In case they need further proof, among the agreements forged at this year’s United Nations Climate Change Conference, an eye-catching coalition of banks, investors and insurers pledged to reach net-zero emissions across its $130 trillion portfolio by 2050.

“We are beginning to see companies take action,” Jewell says, “whether they’re motivated by consumers, shareholders or morals.”

What can Foster do?

Jewell and Donovan believe that business schools need to show more leadership. “Schools are behind where students want to be,” says Jewell, “and behind being able to provide the guidance and advice to businesses on what’s emerging.”

That is why they’ve brought their expertise to Foster: First, to reinforce the work of faculty colleague Elizabeth Stearns and others to help students grasp the gravity of climatic forces shaping the future and equip them to add value with innovative solutions. Second, to spark new industry around green energy and clean tech in a region long known for innovation, in partnership with UW leaders like EarthLab, the Clean Energy Institute and the Buerk Center for Entrepreneurship. And third, to develop a sophisticated means of assessing risk and reward for investing in green technologies and durable infrastructure.

The thrust of this initiative will come from Donovan’s vision of a climate finance center that connects data science, technology management and finance.

“We’re trying to bring these three disciplines together in a way that will improve our ability to make informed investment decisions,” he says. “Addressing climate change effectively is not a hopeless effort, but it does require an integration of ways of thinking and approaches that are not commonly done together.”

“You have to be optimistic,” Jewell adds. “We are blessed with the brains we have been given, and we better use them. Everybody needs to play a role.”

Sooner rather than later. Or better yet, now.

Good Reads

Saving Us: A Climate Scientist’s Case for Hope and Healing in a Divided World, by Katharine Hayhoe

“The chief scientist at The Nature Conservancy—who’s also an evangelical Christian living in Texas—talks about connecting on climate with folks to whom words like ‘environmentalism’ and ‘global warming’ are anathema.” – Sally Jewell

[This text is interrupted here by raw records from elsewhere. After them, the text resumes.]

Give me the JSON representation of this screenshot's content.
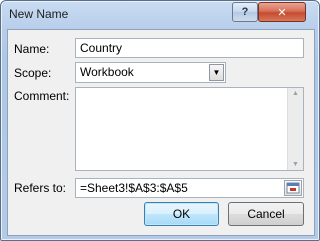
{
  "window": {
    "title": "New Name",
    "help_label": "?",
    "close_label": "✕"
  },
  "form": {
    "name_label": "Name:",
    "name_value": "Country",
    "scope_label": "Scope:",
    "scope_value": "Workbook",
    "comment_label": "Comment:",
    "comment_value": "",
    "refers_label": "Refers to:",
    "refers_value": "=Sheet3!$A$3:$A$5"
  },
  "buttons": {
    "ok": "OK",
    "cancel": "Cancel"
  }
}
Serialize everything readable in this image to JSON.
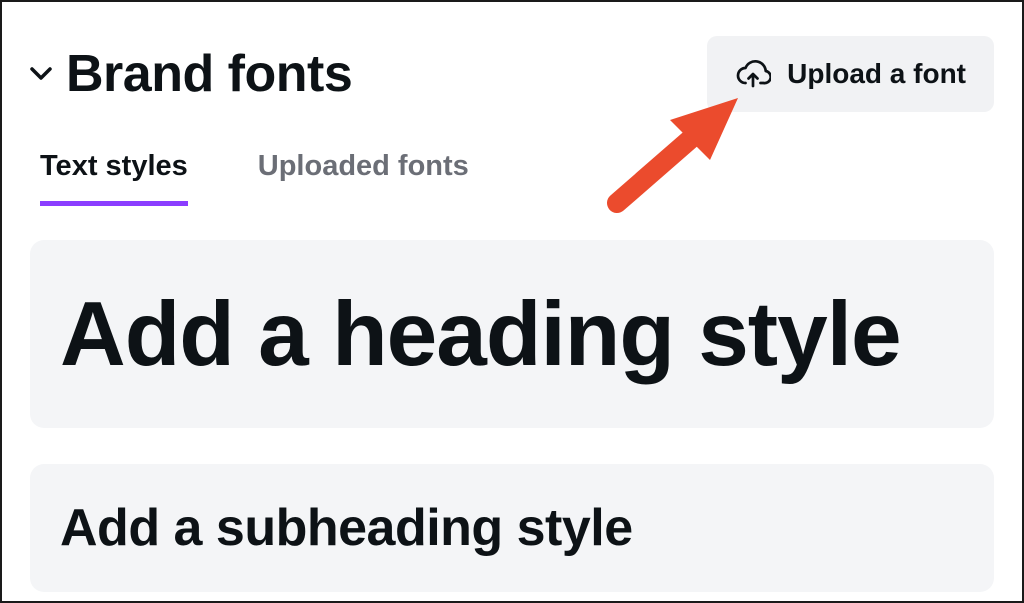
{
  "header": {
    "title": "Brand fonts",
    "upload_button_label": "Upload a font"
  },
  "tabs": {
    "text_styles": "Text styles",
    "uploaded_fonts": "Uploaded fonts"
  },
  "style_cards": {
    "heading": "Add a heading style",
    "subheading": "Add a subheading style"
  },
  "colors": {
    "accent": "#8b3dff",
    "arrow": "#eb4b2d",
    "card_bg": "#f4f5f7",
    "button_bg": "#f1f2f4"
  }
}
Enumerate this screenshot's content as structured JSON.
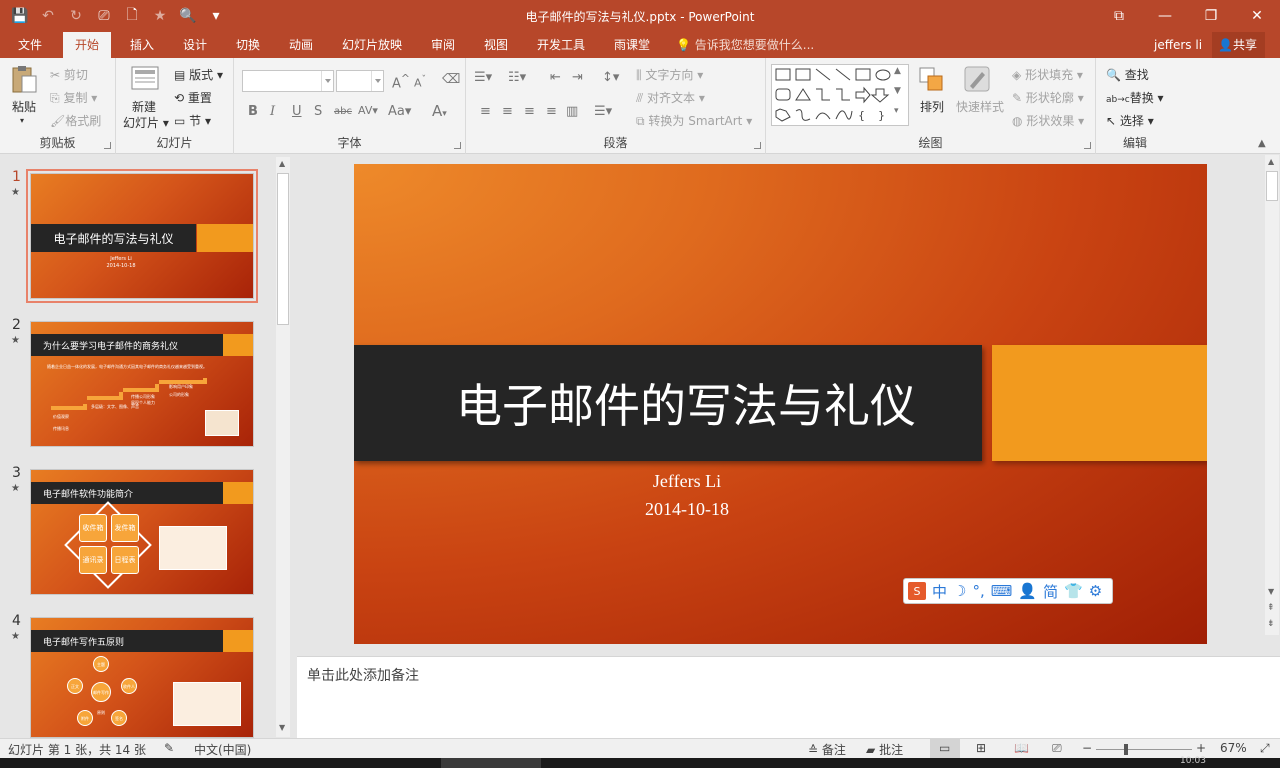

Radical Uncertainty: Decision-Making Beyond the Numbers, by John Kay and Mervyn King

“For those interested in how really complex challenges—such as climate change—get solved.” – Charlie Donovan

Ed Kromer Managing Editor Foster School

Ed Kromer is the managing editor of Foster Business magazine. Over the past two decades, he has served as the school’s senior storyteller, writing about a wide array people, programs, insights and innovations that power the Foster School community.